* DESCRIPTION OF THE TASK: Please reproduce the entries below exactly as they stand, but leave the pictures out.

==================================================

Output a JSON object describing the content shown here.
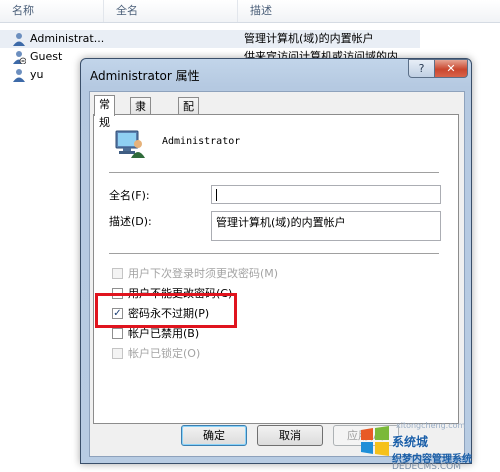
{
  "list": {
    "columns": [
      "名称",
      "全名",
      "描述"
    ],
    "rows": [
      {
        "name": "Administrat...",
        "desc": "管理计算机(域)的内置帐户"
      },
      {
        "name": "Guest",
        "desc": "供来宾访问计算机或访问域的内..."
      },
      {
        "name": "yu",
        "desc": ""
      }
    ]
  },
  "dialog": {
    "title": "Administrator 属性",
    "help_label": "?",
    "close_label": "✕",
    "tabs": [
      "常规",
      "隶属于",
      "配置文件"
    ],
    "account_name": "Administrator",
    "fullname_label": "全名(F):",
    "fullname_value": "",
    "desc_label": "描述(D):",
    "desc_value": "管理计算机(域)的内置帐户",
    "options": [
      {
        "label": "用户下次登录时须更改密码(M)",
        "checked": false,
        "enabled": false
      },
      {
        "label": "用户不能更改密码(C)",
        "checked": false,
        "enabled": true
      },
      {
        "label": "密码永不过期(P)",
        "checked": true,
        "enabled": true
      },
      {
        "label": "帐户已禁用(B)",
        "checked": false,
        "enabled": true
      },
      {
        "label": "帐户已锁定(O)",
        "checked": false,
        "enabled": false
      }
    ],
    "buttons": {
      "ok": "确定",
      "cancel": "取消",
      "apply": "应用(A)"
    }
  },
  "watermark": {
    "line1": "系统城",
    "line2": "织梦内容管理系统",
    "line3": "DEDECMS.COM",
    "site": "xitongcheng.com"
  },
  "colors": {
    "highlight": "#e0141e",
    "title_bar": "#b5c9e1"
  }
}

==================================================

* TASK RESULT:
Output a JSON object describing the content shown here.
{
  "list": {
    "columns": [
      "名称",
      "全名",
      "描述"
    ],
    "rows": [
      {
        "name": "Administrat...",
        "desc": "管理计算机(域)的内置帐户"
      },
      {
        "name": "Guest",
        "desc": "供来宾访问计算机或访问域的内..."
      },
      {
        "name": "yu",
        "desc": ""
      }
    ]
  },
  "dialog": {
    "title": "Administrator 属性",
    "help_label": "?",
    "close_label": "✕",
    "tabs": [
      "常规",
      "隶属于",
      "配置文件"
    ],
    "account_name": "Administrator",
    "fullname_label": "全名(F):",
    "fullname_value": "",
    "desc_label": "描述(D):",
    "desc_value": "管理计算机(域)的内置帐户",
    "options": [
      {
        "label": "用户下次登录时须更改密码(M)",
        "checked": false,
        "enabled": false
      },
      {
        "label": "用户不能更改密码(C)",
        "checked": false,
        "enabled": true
      },
      {
        "label": "密码永不过期(P)",
        "checked": true,
        "enabled": true
      },
      {
        "label": "帐户已禁用(B)",
        "checked": false,
        "enabled": true
      },
      {
        "label": "帐户已锁定(O)",
        "checked": false,
        "enabled": false
      }
    ],
    "buttons": {
      "ok": "确定",
      "cancel": "取消",
      "apply": "应用(A)"
    }
  },
  "watermark": {
    "line1": "系统城",
    "line2": "织梦内容管理系统",
    "line3": "DEDECMS.COM",
    "site": "xitongcheng.com"
  },
  "colors": {
    "highlight": "#e0141e",
    "title_bar": "#b5c9e1"
  }
}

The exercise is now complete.